Bus in Ecuador (photo bij Roel Ruijs)

3. ‘Not too many killings in Belize City’…. take local advice seriously.

Safety-rules can be precise. ‘These blocks are fine. Just don’t cross that street, because that area is unsafe’. Or ‘You can walk everywhere during the day. Just take a taxi wherever you go after sunset’.

Unfortunately, not everyone follows these rules. I heard a lot of stories of people being robbed because they thought they didn’t need a taxi for the 3 blocks from the restaurant to their hotel. Even though they were advised not to walk the streets after dark. My advice: just ask the restaurant or hotel to call you a taxi or order an Uber yourself. It might cost you something (most of the times not much) but it might save you a lot. And what’s maybe even more important: it doesn’t negatively impact your vacation or leave you traumatized.

Years ago, I arrived in Belize city on a Sunday evening. There was hardly anyone on the streets and most restaurants were closed. At the hostel, me, and two others I met on the bus, were advised to eat at a restaurant of one of the big hotels. I preferred to take a taxi, but the others wanted to walk. Ánd they brought their cameras, dangling on their necks. I didn’t feel comfortable at all, so when we run into a guard (of some kind of parking) I asked if it was safe to walk at this hour. He replied with ‘Ah… not too many killings in Belize city’… Fortunately nothing happened, but I felt walking to the restaurant was a stupid choice. Of course, I convinced the others to take a taxi home after dinner.

3. Keep someone back home informed about your whereabouts.

Always make sure that someone back home knows where you are or where you are going. If you feel unsure, send a picture of the number plate of your taxi home. Or let family track you on What’s App live.

4. Choose your transportation wisely

Some people in Central- and South America drive like maniacs. On many roads, the small ‘altars’ for the people who died on these roads are countless. When I went from Potosi to Tupiza (in Bolivia) the driver stopped halfway to light a candle for his brother who died 10 months earlier. The tracks on the road were still visible…
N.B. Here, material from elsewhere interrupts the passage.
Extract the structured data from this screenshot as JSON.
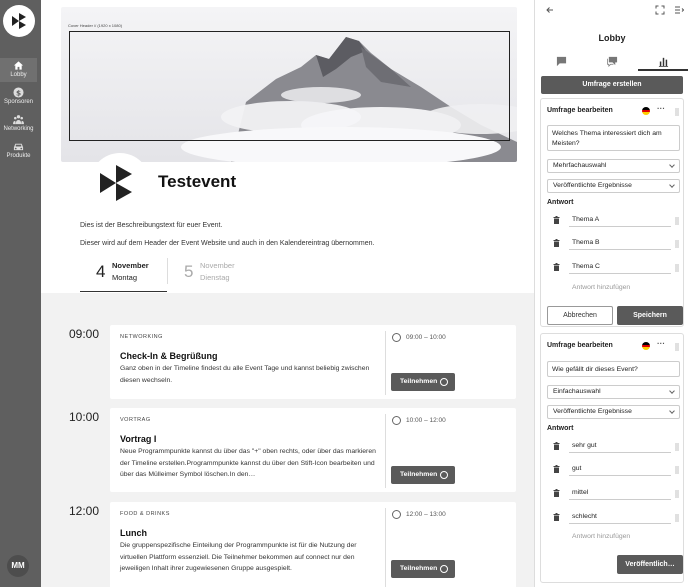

When I travel by bus I pick a reliable bus company. I don’t mind paying a little bit extra. Same goes for airways. I check if they’re not on any black list before I go!

Cycling the Death Road.


Small altars for those who died on this road

The brother of our driver died in an accident on this road.

5. And if something goes wrong anyway…

Hopefully I didn’t scare you too much. I just think it’s important to acknowledge some risks, so you can prepare and minimalize them. And if something does go wrong, it might still be ok. I travel with a good travel insurance and I realize that everything (that’s materialistic) is replaceable. Except for my photos. That’s why I always make backups of my pictures and I keep my sd-cards in a money belt when I’m traveling from A to B.

I also keep in mind that if I’d be robbed, I should just give them what they ask for. I don’t want to risk my personal safety. Struggling might be the worst thing to do.

So, just make sure your personal safety is not at risk by following the rules of the country/place you’re visiting so you can enjoy South- or Central America. They are amazing continents to visit and I hardly ever felt unsafe.